Records drawn from a dataset:
● ● ● ●

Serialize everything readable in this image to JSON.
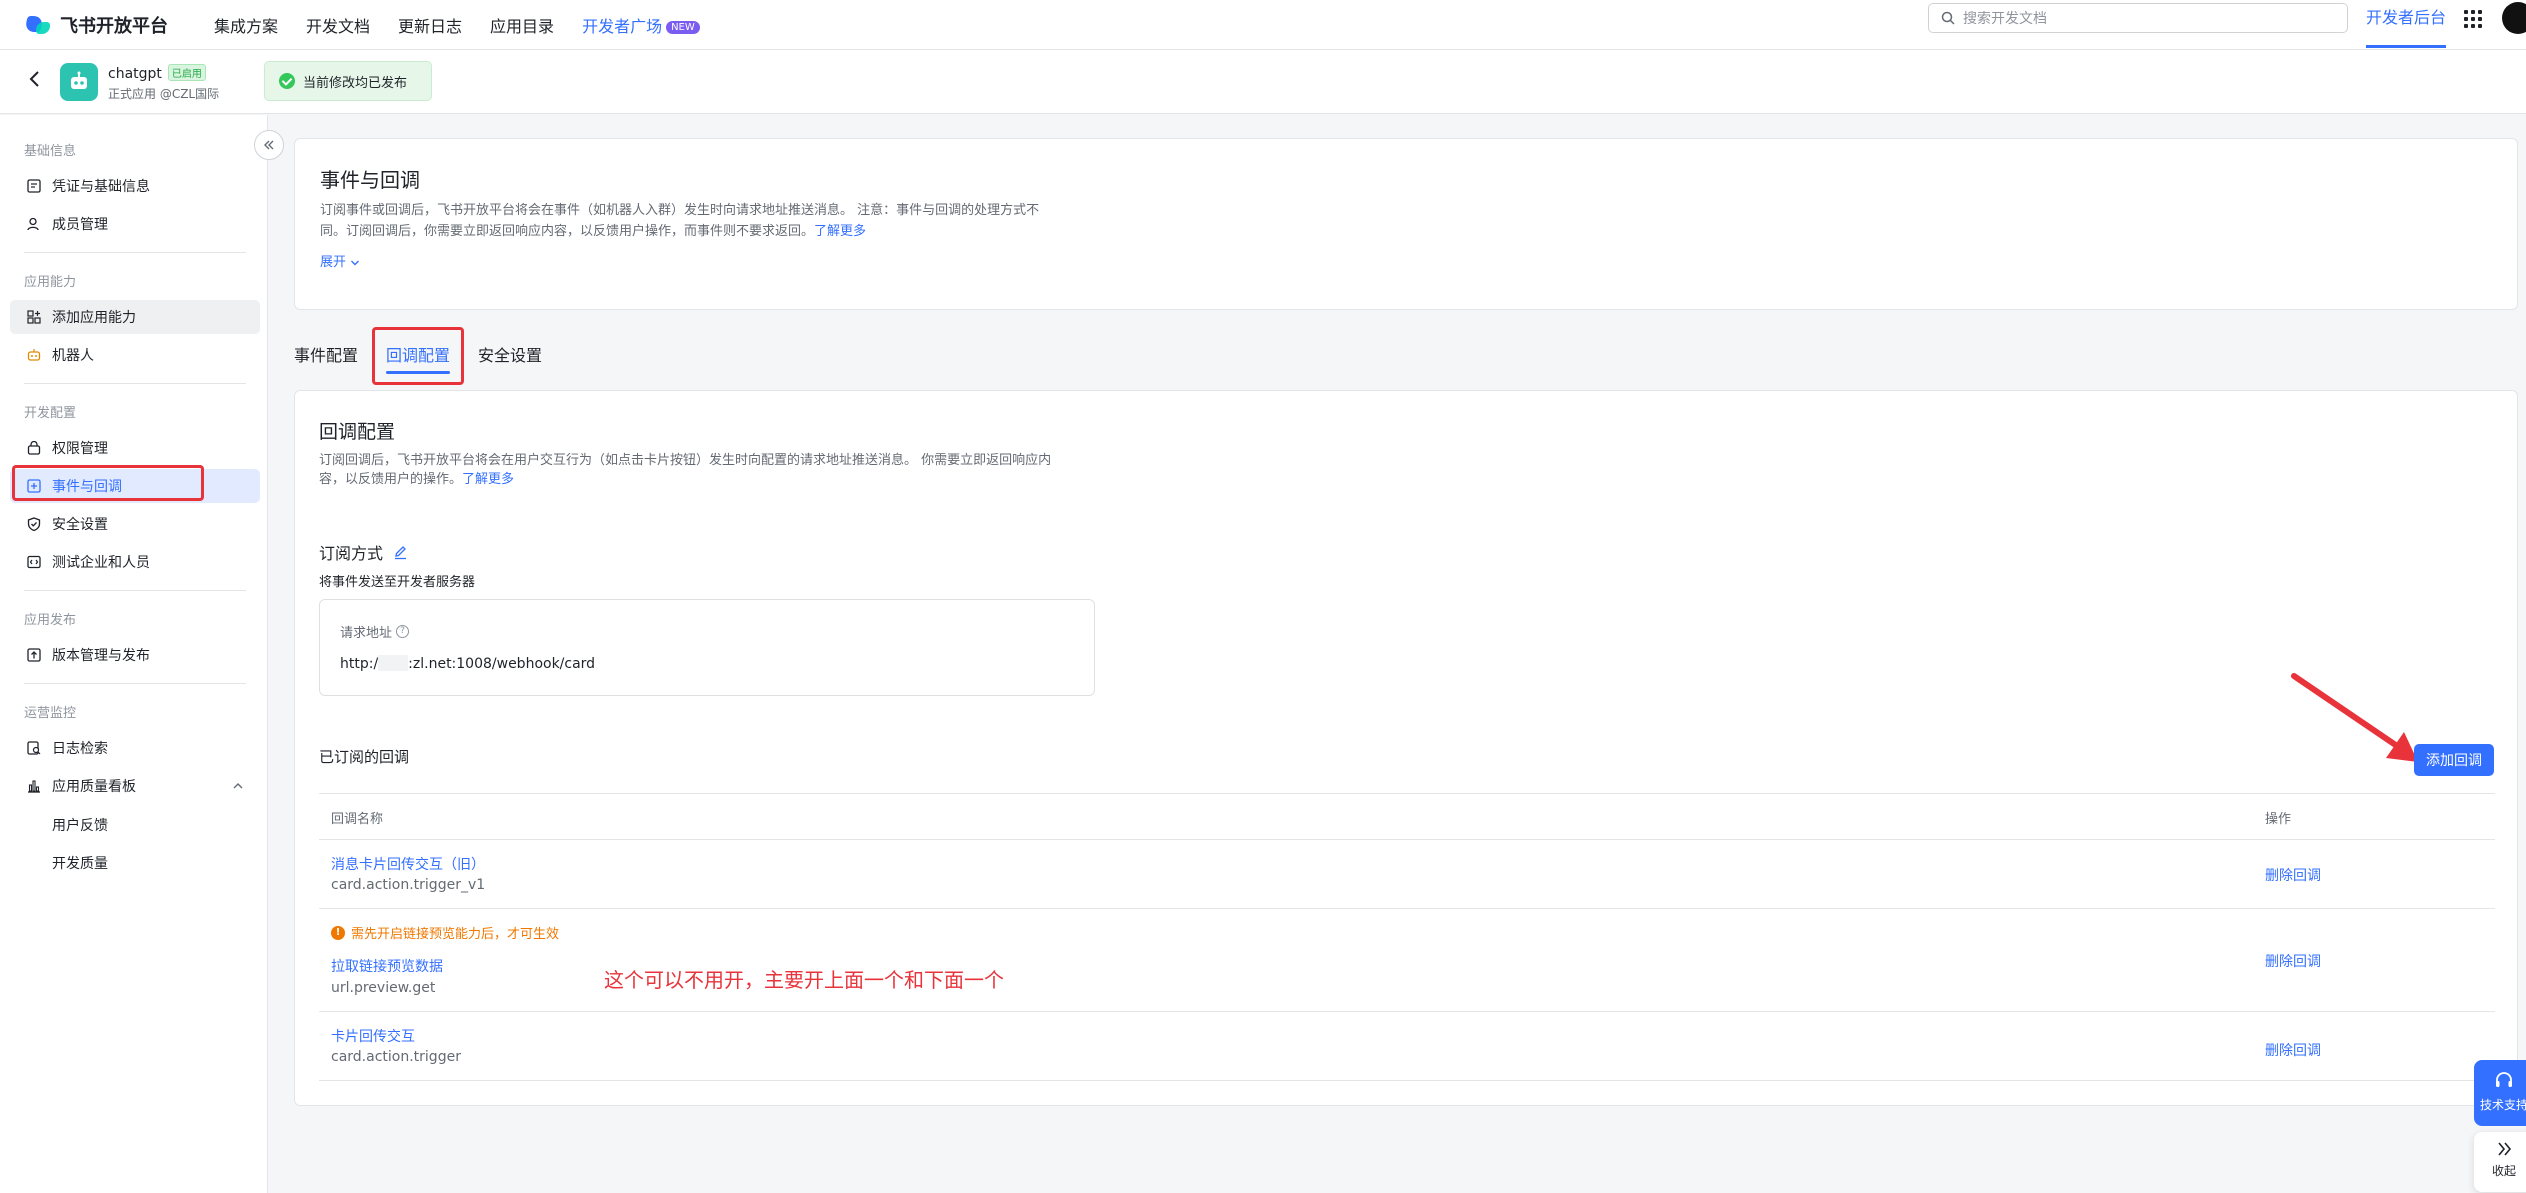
{
  "topbar": {
    "brand": "飞书开放平台",
    "nav": [
      "集成方案",
      "开发文档",
      "更新日志",
      "应用目录"
    ],
    "developer_square": "开发者广场",
    "new_badge": "NEW",
    "search_placeholder": "搜索开发文档",
    "dev_console": "开发者后台"
  },
  "app": {
    "name": "chatgpt",
    "status": "已启用",
    "subtitle": "正式应用 @CZL国际",
    "publish_tip": "当前修改均已发布"
  },
  "sidebar": {
    "sections": [
      {
        "title": "基础信息",
        "items": [
          "凭证与基础信息",
          "成员管理"
        ]
      },
      {
        "title": "应用能力",
        "items": [
          "添加应用能力",
          "机器人"
        ]
      },
      {
        "title": "开发配置",
        "items": [
          "权限管理",
          "事件与回调",
          "安全设置",
          "测试企业和人员"
        ]
      },
      {
        "title": "应用发布",
        "items": [
          "版本管理与发布"
        ]
      },
      {
        "title": "运营监控",
        "items": [
          "日志检索",
          "应用质量看板"
        ],
        "subitems": [
          "用户反馈",
          "开发质量"
        ]
      }
    ],
    "active_item": "事件与回调"
  },
  "intro": {
    "title": "事件与回调",
    "desc_line1": "订阅事件或回调后，飞书开放平台将会在事件（如机器人入群）发生时向请求地址推送消息。 注意：事件与回调的处理方式不",
    "desc_line2": "同。订阅回调后，你需要立即返回响应内容，以反馈用户操作，而事件则不要求返回。",
    "learn_more": "了解更多",
    "expand": "展开"
  },
  "tabs": [
    "事件配置",
    "回调配置",
    "安全设置"
  ],
  "active_tab": "回调配置",
  "callback": {
    "title": "回调配置",
    "desc_line1": "订阅回调后，飞书开放平台将会在用户交互行为（如点击卡片按钮）发生时向配置的请求地址推送消息。 你需要立即返回响应内",
    "desc_line2": "容，以反馈用户的操作。",
    "learn_more": "了解更多",
    "subscribe_mode_label": "订阅方式",
    "subscribe_mode_value": "将事件发送至开发者服务器",
    "request_url_label": "请求地址",
    "request_url_prefix": "http:/",
    "request_url_suffix": ":zl.net:1008/webhook/card",
    "subscribed_title": "已订阅的回调",
    "add_button": "添加回调",
    "table_headers": [
      "回调名称",
      "操作"
    ],
    "rows": [
      {
        "name": "消息卡片回传交互（旧）",
        "code": "card.action.trigger_v1",
        "op": "删除回调",
        "warning": ""
      },
      {
        "name": "拉取链接预览数据",
        "code": "url.preview.get",
        "op": "删除回调",
        "warning": "需先开启链接预览能力后，才可生效"
      },
      {
        "name": "卡片回传交互",
        "code": "card.action.trigger",
        "op": "删除回调",
        "warning": ""
      }
    ],
    "annotation": "这个可以不用开，主要开上面一个和下面一个"
  },
  "float": {
    "support": "技术支持",
    "collapse": "收起"
  },
  "colors": {
    "accent": "#3370ff",
    "annotation_red": "#e8333b",
    "warning": "#f07800"
  }
}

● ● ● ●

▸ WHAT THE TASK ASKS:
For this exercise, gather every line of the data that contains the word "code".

▸ ANSWER TO THIS EXERCISE:
        "code": "card.action.trigger_v1",
        "code": "url.preview.get",
        "code": "card.action.trigger",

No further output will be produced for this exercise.